“Many live with chronic toxicities, and need follow-up care; 36% do not return to work.” Mental health conditions are an important sideeffect associated with their suffering and “depression in cancer patients is estimated to cost about $8400 per patient,” said House, adding that the pharmaceutical industry is actively partnering with organizations like CSC to understand the needs of patients and to provide improved support. “We have 1-800 helplines at CSC, with mental health counselors on call,” and CSC’s partnership with Onyx Pharmaceuticals allows their support line to transfer callers to CSC’s helpline.

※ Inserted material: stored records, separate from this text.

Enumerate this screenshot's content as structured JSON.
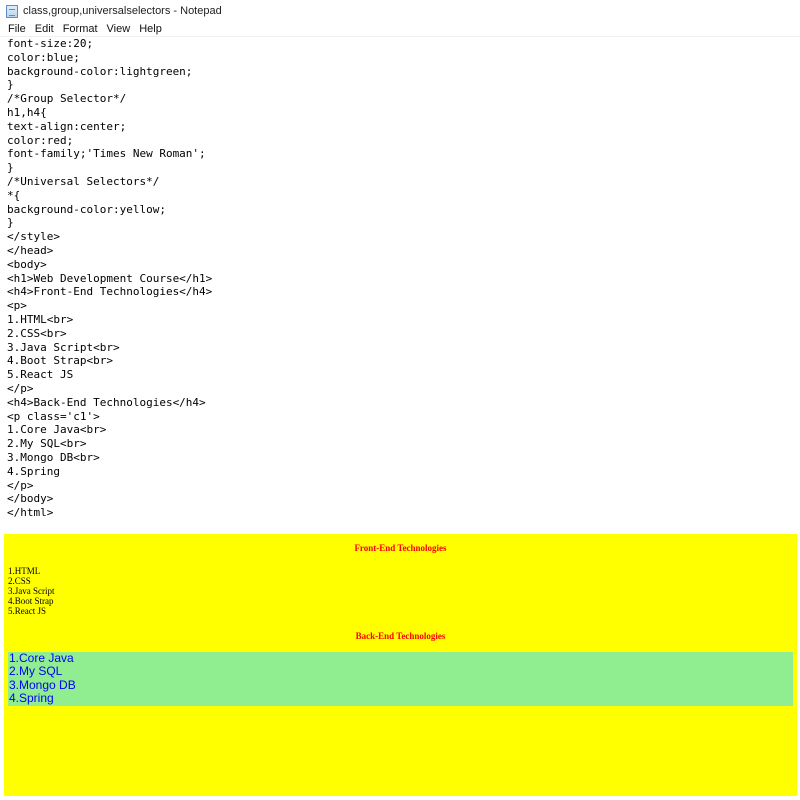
{
  "window": {
    "title": "class,group,universalselectors - Notepad"
  },
  "menu": [
    "File",
    "Edit",
    "Format",
    "View",
    "Help"
  ],
  "editor": {
    "lines": [
      "font-size:20;",
      "color:blue;",
      "background-color:lightgreen;",
      "}",
      "/*Group Selector*/",
      "h1,h4{",
      "text-align:center;",
      "color:red;",
      "font-family;'Times New Roman';",
      "}",
      "/*Universal Selectors*/",
      "*{",
      "background-color:yellow;",
      "}",
      "</style>",
      "</head>",
      "<body>",
      "<h1>Web Development Course</h1>",
      "<h4>Front-End Technologies</h4>",
      "<p>",
      "1.HTML<br>",
      "2.CSS<br>",
      "3.Java Script<br>",
      "4.Boot Strap<br>",
      "5.React JS",
      "</p>",
      "<h4>Back-End Technologies</h4>",
      "<p class='c1'>",
      "1.Core Java<br>",
      "2.My SQL<br>",
      "3.Mongo DB<br>",
      "4.Spring",
      "</p>",
      "</body>",
      "</html>"
    ]
  },
  "render": {
    "frontend_heading": "Front-End Technologies",
    "frontend_items": [
      "1.HTML",
      "2.CSS",
      "3.Java Script",
      "4.Boot Strap",
      "5.React JS"
    ],
    "backend_heading": "Back-End Technologies",
    "backend_items": [
      "1.Core Java",
      "2.My SQL",
      "3.Mongo DB",
      "4.Spring"
    ]
  }
}
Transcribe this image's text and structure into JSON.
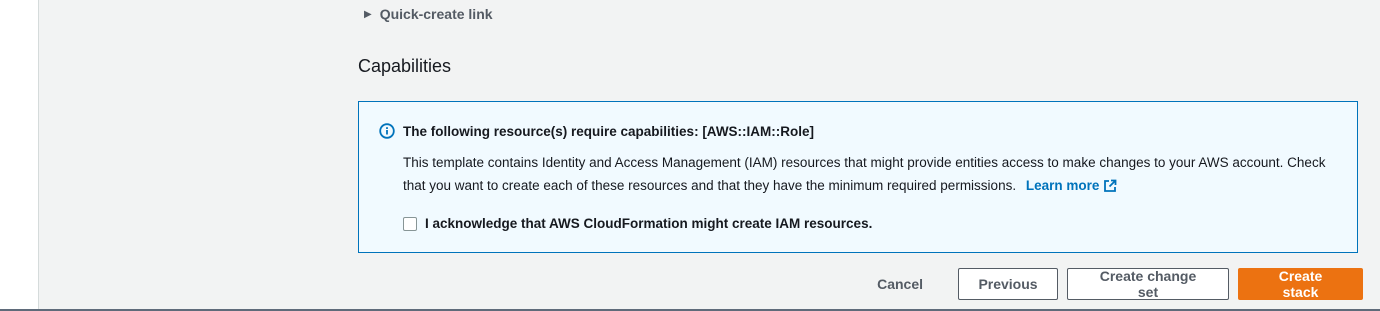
{
  "quick_create": {
    "label": "Quick-create link"
  },
  "capabilities": {
    "title": "Capabilities",
    "alert_title": "The following resource(s) require capabilities: [AWS::IAM::Role]",
    "alert_body": "This template contains Identity and Access Management (IAM) resources that might provide entities access to make changes to your AWS account. Check that you want to create each of these resources and that they have the minimum required permissions.",
    "learn_more": "Learn more",
    "acknowledge_label": "I acknowledge that AWS CloudFormation might create IAM resources.",
    "acknowledge_checked": false
  },
  "footer": {
    "cancel": "Cancel",
    "previous": "Previous",
    "create_change_set": "Create change set",
    "create_stack": "Create stack"
  },
  "colors": {
    "primary_button": "#ec7211",
    "link": "#0073bb",
    "info_background": "#f1faff",
    "info_border": "#0073bb"
  },
  "icons": {
    "caret": "caret-right-icon",
    "info": "info-icon",
    "external": "external-link-icon"
  }
}
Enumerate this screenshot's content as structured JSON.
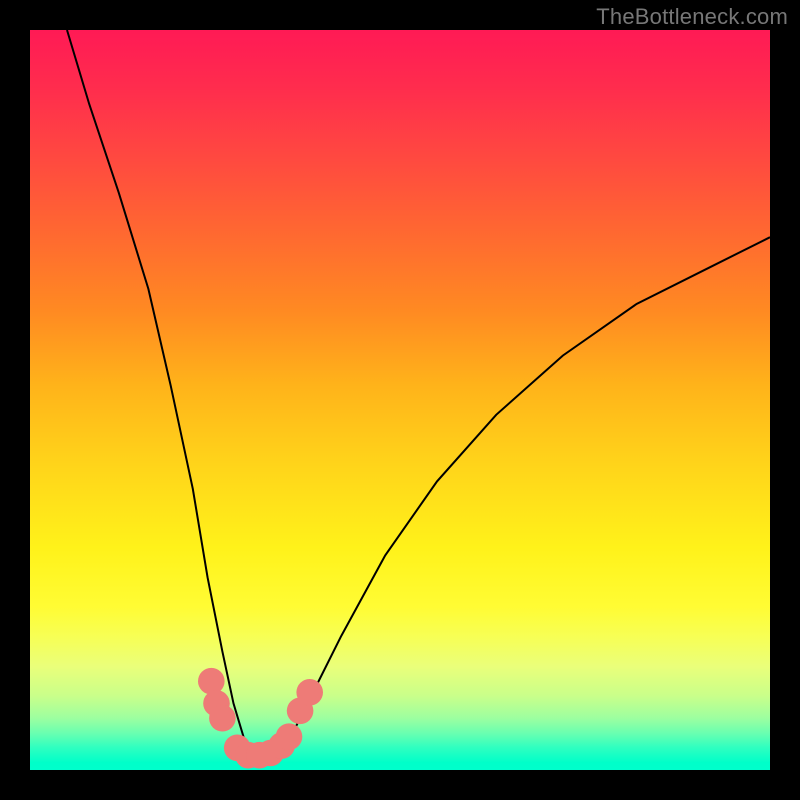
{
  "watermark": "TheBottleneck.com",
  "chart_data": {
    "type": "line",
    "title": "",
    "xlabel": "",
    "ylabel": "",
    "xlim": [
      0,
      100
    ],
    "ylim": [
      0,
      100
    ],
    "series": [
      {
        "name": "bottleneck-curve",
        "x": [
          5,
          8,
          12,
          16,
          19,
          22,
          24,
          26,
          27.5,
          29,
          30.5,
          32,
          34,
          36,
          38,
          42,
          48,
          55,
          63,
          72,
          82,
          92,
          100
        ],
        "values": [
          100,
          90,
          78,
          65,
          52,
          38,
          26,
          16,
          9,
          4,
          2,
          2,
          3,
          6,
          10,
          18,
          29,
          39,
          48,
          56,
          63,
          68,
          72
        ]
      }
    ],
    "markers": [
      {
        "x": 24.5,
        "y": 12,
        "label": "left-upper-dot"
      },
      {
        "x": 25.2,
        "y": 9,
        "label": "left-mid-dot"
      },
      {
        "x": 26.0,
        "y": 7,
        "label": "left-lower-dot"
      },
      {
        "x": 28.0,
        "y": 3.0,
        "label": "valley-dot-1"
      },
      {
        "x": 29.5,
        "y": 2.0,
        "label": "valley-dot-2"
      },
      {
        "x": 31.0,
        "y": 2.0,
        "label": "valley-dot-3"
      },
      {
        "x": 32.5,
        "y": 2.3,
        "label": "valley-dot-4"
      },
      {
        "x": 34.0,
        "y": 3.3,
        "label": "valley-dot-5"
      },
      {
        "x": 35.0,
        "y": 4.5,
        "label": "valley-dot-6"
      },
      {
        "x": 36.5,
        "y": 8,
        "label": "right-lower-dot"
      },
      {
        "x": 37.8,
        "y": 10.5,
        "label": "right-upper-dot"
      }
    ],
    "marker_style": {
      "radius_percent": 1.8,
      "color": "#ee7b77"
    },
    "curve_style": {
      "stroke": "#000000",
      "width": 2
    }
  }
}
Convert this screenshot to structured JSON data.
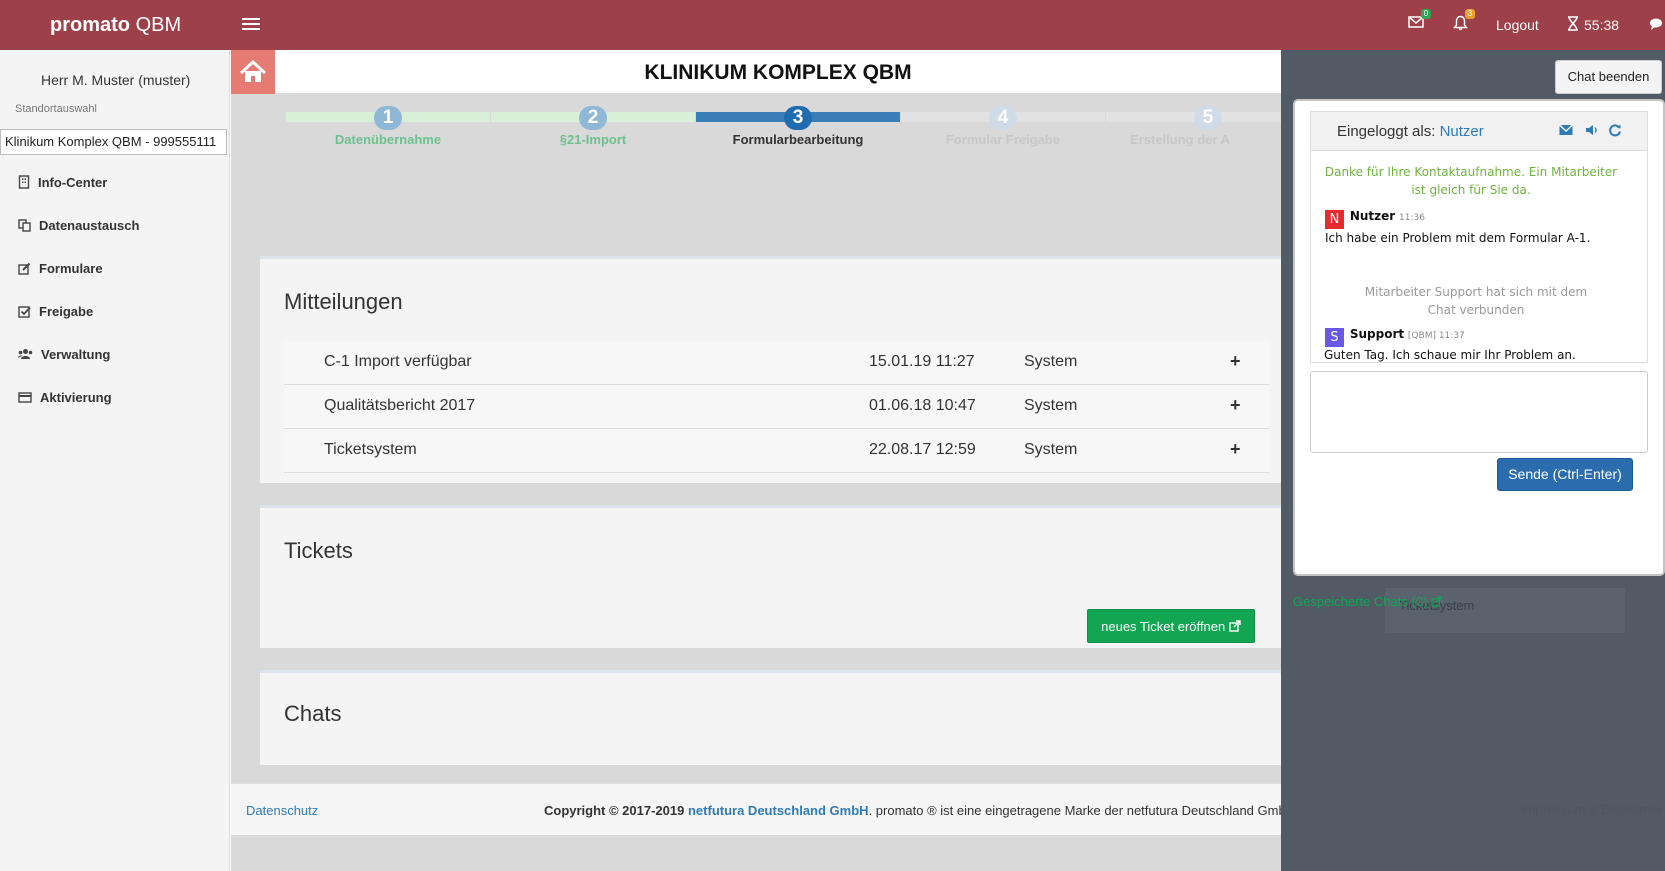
{
  "header": {
    "brand_bold": "promato",
    "brand_rest": "QBM",
    "mail_count": "0",
    "notification_count": "3",
    "logout_label": "Logout",
    "timer": "55:38",
    "color": "#9e4049"
  },
  "sidebar": {
    "user": "Herr M. Muster (muster)",
    "location_label": "Standortauswahl",
    "location_value": "Klinikum Komplex QBM - 999555111",
    "items": [
      {
        "label": "Info-Center",
        "icon": "building-icon"
      },
      {
        "label": "Datenaustausch",
        "icon": "copy-icon"
      },
      {
        "label": "Formulare",
        "icon": "edit-icon"
      },
      {
        "label": "Freigabe",
        "icon": "check-square-icon"
      },
      {
        "label": "Verwaltung",
        "icon": "users-icon"
      },
      {
        "label": "Aktivierung",
        "icon": "credit-card-icon"
      }
    ]
  },
  "main": {
    "title": "KLINIKUM KOMPLEX QBM",
    "wizard": [
      {
        "num": "1",
        "label": "Datenübernahme",
        "state": "done"
      },
      {
        "num": "2",
        "label": "§21-Import",
        "state": "done"
      },
      {
        "num": "3",
        "label": "Formularbearbeitung",
        "state": "active"
      },
      {
        "num": "4",
        "label": "Formular Freigabe",
        "state": "todo"
      },
      {
        "num": "5",
        "label": "Erstellung der A",
        "state": "todo"
      }
    ],
    "messages_title": "Mitteilungen",
    "messages": [
      {
        "title": "C-1 Import verfügbar",
        "date": "15.01.19 11:27",
        "source": "System"
      },
      {
        "title": "Qualitätsbericht 2017",
        "date": "01.06.18 10:47",
        "source": "System"
      },
      {
        "title": "Ticketsystem",
        "date": "22.08.17 12:59",
        "source": "System"
      }
    ],
    "tickets_title": "Tickets",
    "new_ticket_label": "neues Ticket eröffnen",
    "chats_title": "Chats"
  },
  "footer": {
    "privacy": "Datenschutz",
    "copyright_prefix": "Copyright © 2017-2019",
    "company": "netfutura Deutschland GmbH",
    "copyright_suffix": ". promato ® ist eine eingetragene Marke der netfutura Deutschland GmbH.",
    "imprint": "Impressum & Disclaimer"
  },
  "chat": {
    "end_label": "Chat beenden",
    "logged_in_prefix": "Eingeloggt als:",
    "logged_in_user": "Nutzer",
    "greeting": "Danke für Ihre Kontaktaufnahme. Ein Mitarbeiter ist gleich für Sie da.",
    "messages": [
      {
        "avatar": "N",
        "sender": "Nutzer",
        "meta": "11:36",
        "text": "Ich habe ein Problem mit dem Formular A-1."
      },
      {
        "avatar": "S",
        "sender": "Support",
        "meta": "[QBM] 11:37",
        "text": "Guten Tag. Ich schaue mir Ihr Problem an."
      }
    ],
    "joined_notice": "Mitarbeiter Support hat sich mit dem Chat verbunden",
    "input_value": "",
    "send_label": "Sende (Ctrl-Enter)",
    "saved_chats": "Gespeicherte Chats (0)",
    "ghost_system": "Ticketsystem"
  }
}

During the subsequent panel, Delali Attiogbe, site manager for BioOncology Managed Markets, Genentech, said that her company understands that patients do hold financial conversations with their treating physician, and so her company is ensuring physician awareness on patient support programs. “We are also partnering with groups like CSC, arranging warm transfers of patients. There are dedicated groups within the company to help the process,” said Attiogbe.
Charles Lynch, program coordinator of the Oncology Medical Assistance Program at Yale-New Haven Hospital, said “We have a support system at Yale that various health service providers are involved in, including clinicians, nurses, and social workers.” After the treatment clinic works out a treatment plan, his department calculates the patient’s out-of-pocket expenses and also evaluates the available alternatives on drug lists, Lynch explained. “We explore PAN [Patient Access Network] and PAF [Patient Advocate Foundation] foundation grants and co-pay cards…all the information is assessed to support care.”
When asked if the newer immuno-oncology agents have created unique challenges for patient assistance programs, Marra said that while similar challenges have persisted over the years, newer products have only amplified the problem. “We work extensively to provide clarity around our programs to clinicians and we are striving to enroll every patient in the program. Each patient is different and the program tries to adapt around their needs,” said Marra.